The teams of the pilot and repairer has been strengthened since we last saw everyone, and things get stronger here as the two in each team work together closer and closer to bringing each other to a level that keeps the pilot alive. Kizna, who we previously knew as Kizuna but has had a name change in the subtitles, and Zero really start getting along quite well, though there’s enough prodding of each other to keep it lively. They fell rather quickly into a good groove, as do most of the others.
Of course, there’s one pair that doesn’t synch well, and that’s Hiead and his repairer. She’s already got the issue of being something of a meek character, which you can tell just from her design and the twitchiness she has, but she’s very deferential and only wanting to do good for Hiead. Hiead wants nothing to do with her other than for her to keep his craft going. His real personality is shown through the interactions with each other. But her personality doesn’t let her handle things in the right way, only allowing her to try and continue to please Hiead, going so far as to mess with other peoples crafts, which opens a whole nother can of worms.
The other major change in this group of episodes is that we get some sparring going on between these new freshmen and some of their seniors. Zero ends up being teamed up with Ernst, a rare telepath. Zero, being the open kind of guy he is, is very open and unassuming with him, but Ernst isn’t sure how to take him, considering the way his life has gone. The pairing works well, and provides a number of amusing moments. They also being to push things forward in realizing just what kind of skills Zero has, notably in the mysterious EX department.

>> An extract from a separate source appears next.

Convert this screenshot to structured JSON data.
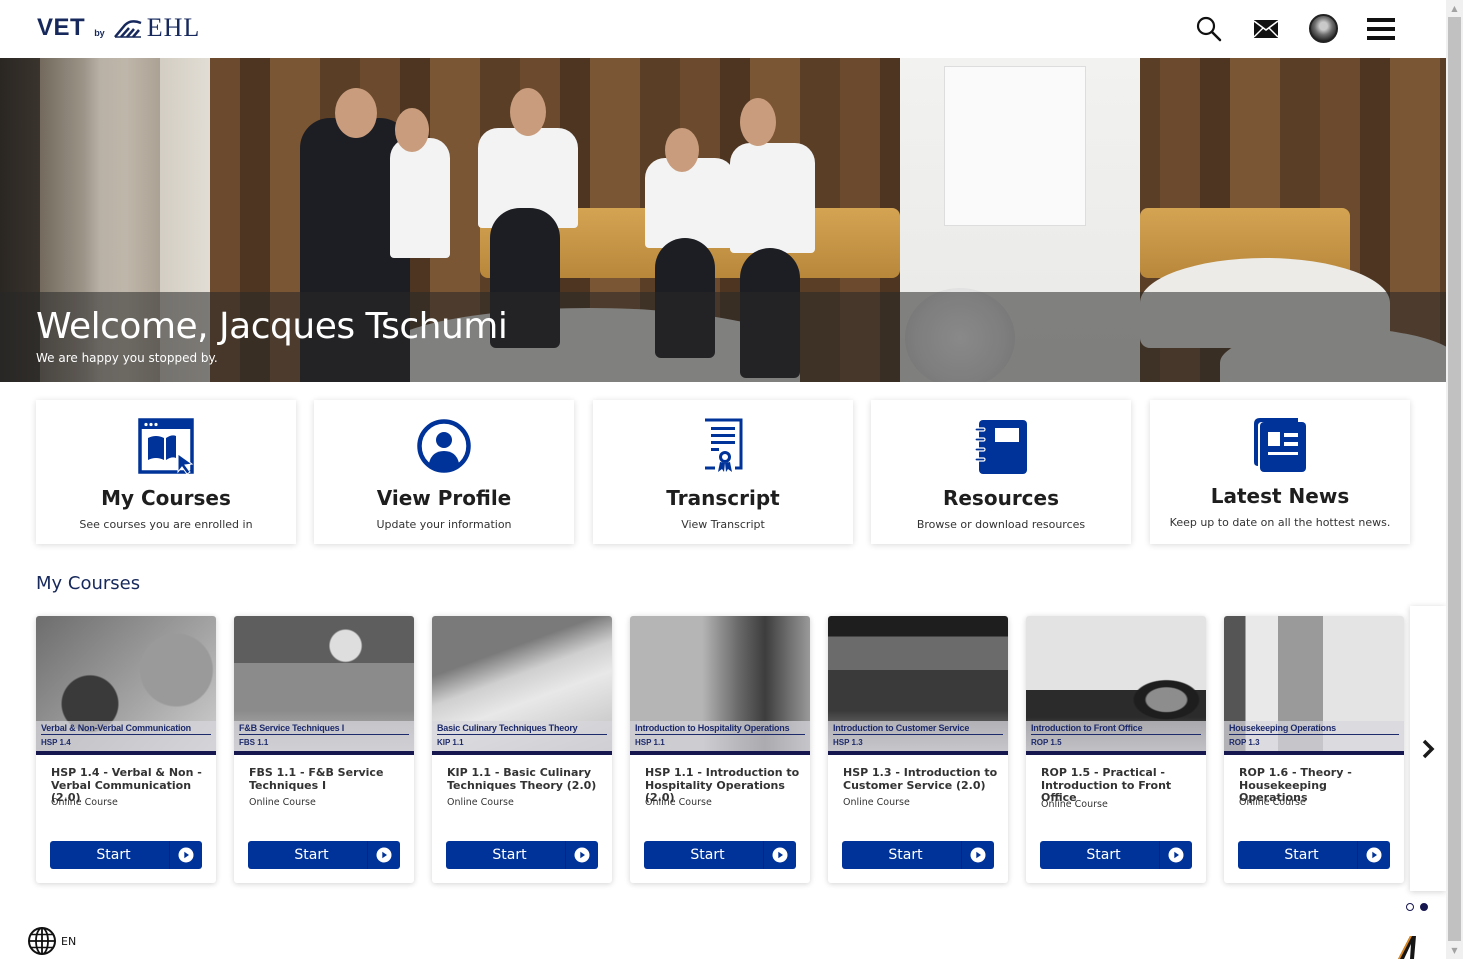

Each volume of this series seems to get progressively better. If it wasn’t for the godawful CG, I’d probably be more enthused about this series. And make sure to avoid the dub.
Japanese Language,English Language,English Dubtitles,Voice Actor Academy,Directors Interview
Toshiba TW40X81 40" HDTV, Skyworth 1050P Progressive Scan codefree DVD player, Sony STR-DE835 DD/DTS receiver, Monster component cable and Sony speakers.